  2. ^ "Valtioneuvosto päätti Uudenmaan ja Itä-Uudenmaan maakuntien yhdistämisestä" (in Finnish). Ministry of Finance. October 22, 2009. Retrieved December 30, 2010. 

External links

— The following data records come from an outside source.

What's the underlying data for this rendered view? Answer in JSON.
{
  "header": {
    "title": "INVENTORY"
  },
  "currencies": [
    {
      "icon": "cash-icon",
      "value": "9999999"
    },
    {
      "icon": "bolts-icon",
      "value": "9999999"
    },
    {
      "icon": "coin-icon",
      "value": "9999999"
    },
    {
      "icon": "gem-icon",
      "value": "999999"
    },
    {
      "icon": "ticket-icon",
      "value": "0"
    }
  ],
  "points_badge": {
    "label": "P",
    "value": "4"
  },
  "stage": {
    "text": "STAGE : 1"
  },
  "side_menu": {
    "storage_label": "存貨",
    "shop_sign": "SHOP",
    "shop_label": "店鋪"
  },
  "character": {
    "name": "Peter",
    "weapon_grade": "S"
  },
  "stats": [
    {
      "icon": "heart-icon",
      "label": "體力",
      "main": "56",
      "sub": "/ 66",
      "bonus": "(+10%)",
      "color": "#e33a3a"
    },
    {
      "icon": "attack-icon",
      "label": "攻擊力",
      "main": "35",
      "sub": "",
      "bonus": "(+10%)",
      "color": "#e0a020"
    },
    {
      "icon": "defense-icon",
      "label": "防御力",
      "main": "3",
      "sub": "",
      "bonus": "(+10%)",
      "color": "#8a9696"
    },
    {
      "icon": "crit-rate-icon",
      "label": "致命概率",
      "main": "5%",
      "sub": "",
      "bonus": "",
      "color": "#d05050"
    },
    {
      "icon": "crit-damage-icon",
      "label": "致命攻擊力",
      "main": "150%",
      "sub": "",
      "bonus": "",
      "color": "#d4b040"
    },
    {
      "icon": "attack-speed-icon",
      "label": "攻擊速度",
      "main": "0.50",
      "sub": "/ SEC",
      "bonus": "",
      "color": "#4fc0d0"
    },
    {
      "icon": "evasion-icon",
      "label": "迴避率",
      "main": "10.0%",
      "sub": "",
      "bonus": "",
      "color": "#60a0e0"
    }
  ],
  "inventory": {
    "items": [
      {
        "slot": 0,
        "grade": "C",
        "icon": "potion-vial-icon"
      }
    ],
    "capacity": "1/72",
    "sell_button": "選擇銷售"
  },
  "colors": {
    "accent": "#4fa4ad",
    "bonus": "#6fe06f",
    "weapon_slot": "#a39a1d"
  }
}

  • Regional Councils of Finland – Official site
  • Regional State Administrative Agencies
This article was sourced from Creative Commons Attribution-ShareAlike License; additional terms may apply. World Heritage Encyclopedia content is assembled from numerous content providers, Open Access Publishing, and in compliance with The Fair Access to Science and Technology Research Act (FASTR), Wikimedia Foundation, Inc., Public Library of Science, The Encyclopedia of Life, Open Book Publishers (OBP), PubMed, U.S. National Library of Medicine, National Center for Biotechnology Information, U.S. National Library of Medicine, National Institutes of Health (NIH), U.S. Department of Health & Human Services, and USA.gov, which sources content from all federal, state, local, tribal, and territorial government publication portals (.gov, .mil, .edu). Funding for USA.gov and content contributors is made possible from the U.S. Congress, E-Government Act of 2002.
 
Crowd sourced content that is contributed to World Heritage Encyclopedia is peer reviewed and edited by our editorial staff to ensure quality scholarly research articles.
 
By using this site, you agree to the Terms of Use and Privacy Policy. World Heritage Encyclopedia™ is a registered trademark of the World Public Library Association, a non-profit organization.
 



Copyright © World Library Foundation. All rights reserved. eBooks from World Library are sponsored by the World Library Foundation,
a 501c(4) Member's Support Non-Profit Organization, and is NOT affiliated with any governmental agency or department.